Adolescence is a time of increasing autonomy, but that doesn’t mean disconnecting from parents and family. In fact, independent adolescents are close to their parents, like doing things with their family, and have relatively few conflicts with parents.
We know that:
Giving adolescents age-appropriate freedom helps build independence and confidence. And, the opposite is also true. Adolescents who are over-protected or whose parents are intrusive often have difficulty separating from them and may have less social self-confidence.
What can parents do?
- Know your child; adolescents are ready for more independence at different ages. Try to encourage independence at a level that is comfortable for your youth.
- Make decisions together and help your teen recognize that independence also comes with responsibility.
- Start with small things and build from there.
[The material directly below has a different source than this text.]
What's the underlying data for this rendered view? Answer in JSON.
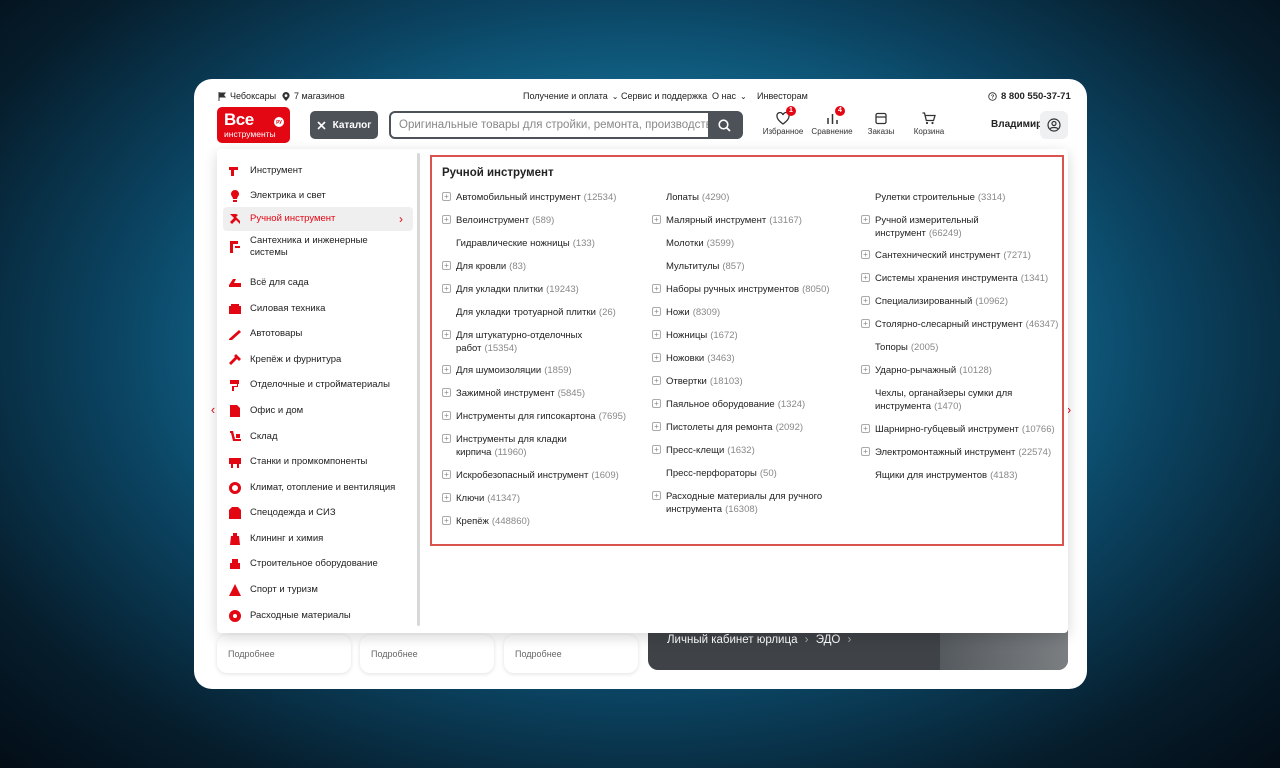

When teens can make their own decisions about what courses to take or about when and how to do their homework, they develop confidence that can be applied to other issues (and you have more confidence about their ability to take responsibility).
- Let your teen know that you care about him or her; adolescence is a time of transition, and teens need to know they are loved and huggable (They really are!).
This is posted in conjunction with Oregon Parenting Education Week 2012
The Hallie Ford Center for Healthy Children and Families promotes the development and well being of children, youth, and families by generating, translating, and sharing research-based knowledge.
The Oregon Parenting Education Collaborative (OPEC) supports delivery of high quality parenting education programs and collaborative efforts to strengthen regional parenting education systems.
OPEC is a partnership of four of Oregon’s largest foundations (The Oregon Community Foundation, The Ford Family Foundation, The Meyer Memorial Trust and The Collins Foundation) and Oregon State University.